He was forced to sell his multi-billion dollar operation Mirage Resorts, which included trophy hotels like the Bellagio, to tycoon Kirk Kerkorian in a hostile takeover in 2000. Kerkorian then created MGM Mirage and Wynn went on to create Wynn Resorts in 2002.
Wynn's shares have risen more than 15-fold since its initial public offering in 2002.
Wynn, known for building luxury resorts, and the surging profits from its Macau business make the company a lucrative takeover target for real-estate focused companies and Chinese investors, analysts said.
"We continue to believe that Mr. Wynn's quintessential strength lies in his resort design abilities," said Gabelli & Co analyst Adam Trivison.
"So much so that his resorts have demonstrated superior performance under the management of others, i.e. Bellagio, and thus would hold their value in an M&A scenario, which admittedly is more likely given Mr. Wynn's departure," Trivision said.
The previous experience of Maddox - working in corporate finance in Caesars Entertainment and as a banker for Bank of America Securities - may come in handy while planning the company's future.
Maddox, 42, moved to the Chinese-controlled territory of Macau soon after Wynn Resorts secured its concession there.
He has been with the company since it was founded 16 years ago and was named president in 2013. He has taken an increasingly active role in investor conference calls and discussions over business operations.
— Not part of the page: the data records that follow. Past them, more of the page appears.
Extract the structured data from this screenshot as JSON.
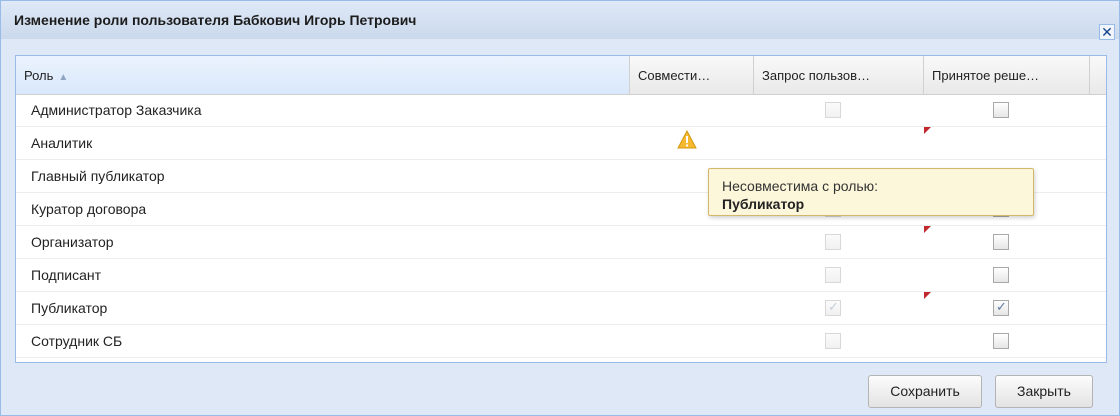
{
  "dialog": {
    "title": "Изменение роли пользователя Бабкович Игорь Петрович",
    "close_glyph": "✕"
  },
  "grid": {
    "columns": [
      {
        "label": "Роль",
        "sorted": "asc"
      },
      {
        "label": "Совмести…"
      },
      {
        "label": "Запрос пользов…"
      },
      {
        "label": "Принятое реше…"
      }
    ],
    "rows": [
      {
        "name": "Администратор Заказчика",
        "request": false,
        "decision": false,
        "warning": false,
        "dirty": false
      },
      {
        "name": "Аналитик",
        "request": null,
        "decision": null,
        "warning": true,
        "dirty": true
      },
      {
        "name": "Главный публикатор",
        "request": false,
        "decision": false,
        "warning": false,
        "dirty": false
      },
      {
        "name": "Куратор договора",
        "request": false,
        "decision": false,
        "warning": false,
        "dirty": false
      },
      {
        "name": "Организатор",
        "request": false,
        "decision": false,
        "warning": false,
        "dirty": true
      },
      {
        "name": "Подписант",
        "request": false,
        "decision": false,
        "warning": false,
        "dirty": false
      },
      {
        "name": "Публикатор",
        "request": true,
        "decision": true,
        "warning": false,
        "dirty": true
      },
      {
        "name": "Сотрудник СБ",
        "request": false,
        "decision": false,
        "warning": false,
        "dirty": false
      }
    ]
  },
  "tooltip": {
    "line1": "Несовместима с ролью:",
    "line2": "Публикатор"
  },
  "buttons": {
    "save": "Сохранить",
    "close": "Закрыть"
  },
  "icons": {
    "warning": "warning-icon",
    "check": "✓"
  }
}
(Reporting by Rachit Vats and Ankit Ajmera in Bengaluru and Farah Master in Hong Kong; Editing by Sayantani Ghosh)